◆ Recorded information ◆
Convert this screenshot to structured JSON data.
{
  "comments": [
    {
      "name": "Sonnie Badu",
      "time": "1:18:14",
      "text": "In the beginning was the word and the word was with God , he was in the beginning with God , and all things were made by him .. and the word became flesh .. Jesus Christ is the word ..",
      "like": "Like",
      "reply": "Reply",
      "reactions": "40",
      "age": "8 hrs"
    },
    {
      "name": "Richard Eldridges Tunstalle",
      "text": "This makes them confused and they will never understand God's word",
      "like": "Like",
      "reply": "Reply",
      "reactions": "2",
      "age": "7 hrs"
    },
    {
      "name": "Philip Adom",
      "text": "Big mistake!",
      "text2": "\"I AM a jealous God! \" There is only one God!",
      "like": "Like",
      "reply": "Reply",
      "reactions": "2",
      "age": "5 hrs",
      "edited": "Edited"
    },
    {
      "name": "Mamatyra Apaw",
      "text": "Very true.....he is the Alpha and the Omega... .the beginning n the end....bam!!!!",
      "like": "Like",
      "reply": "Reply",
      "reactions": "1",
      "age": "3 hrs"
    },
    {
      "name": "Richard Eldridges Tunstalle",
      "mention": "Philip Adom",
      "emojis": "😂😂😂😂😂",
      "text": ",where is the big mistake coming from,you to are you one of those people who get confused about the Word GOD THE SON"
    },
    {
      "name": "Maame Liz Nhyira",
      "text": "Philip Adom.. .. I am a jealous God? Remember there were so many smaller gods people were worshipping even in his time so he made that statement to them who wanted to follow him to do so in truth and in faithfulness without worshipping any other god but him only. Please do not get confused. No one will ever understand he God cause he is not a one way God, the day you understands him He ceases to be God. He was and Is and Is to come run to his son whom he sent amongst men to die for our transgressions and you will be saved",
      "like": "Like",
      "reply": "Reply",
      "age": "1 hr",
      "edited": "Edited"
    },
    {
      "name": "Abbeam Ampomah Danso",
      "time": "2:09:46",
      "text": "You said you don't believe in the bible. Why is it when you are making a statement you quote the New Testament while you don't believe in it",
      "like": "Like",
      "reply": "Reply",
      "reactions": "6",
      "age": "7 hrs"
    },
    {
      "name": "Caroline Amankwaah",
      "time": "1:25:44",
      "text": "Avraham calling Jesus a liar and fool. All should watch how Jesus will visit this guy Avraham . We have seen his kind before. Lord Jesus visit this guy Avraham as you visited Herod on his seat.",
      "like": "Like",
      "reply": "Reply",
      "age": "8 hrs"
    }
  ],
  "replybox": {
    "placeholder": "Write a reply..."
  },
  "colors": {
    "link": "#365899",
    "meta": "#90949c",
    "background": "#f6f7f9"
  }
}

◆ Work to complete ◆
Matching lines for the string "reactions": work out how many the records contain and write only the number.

◆ Answer for the task ◆
5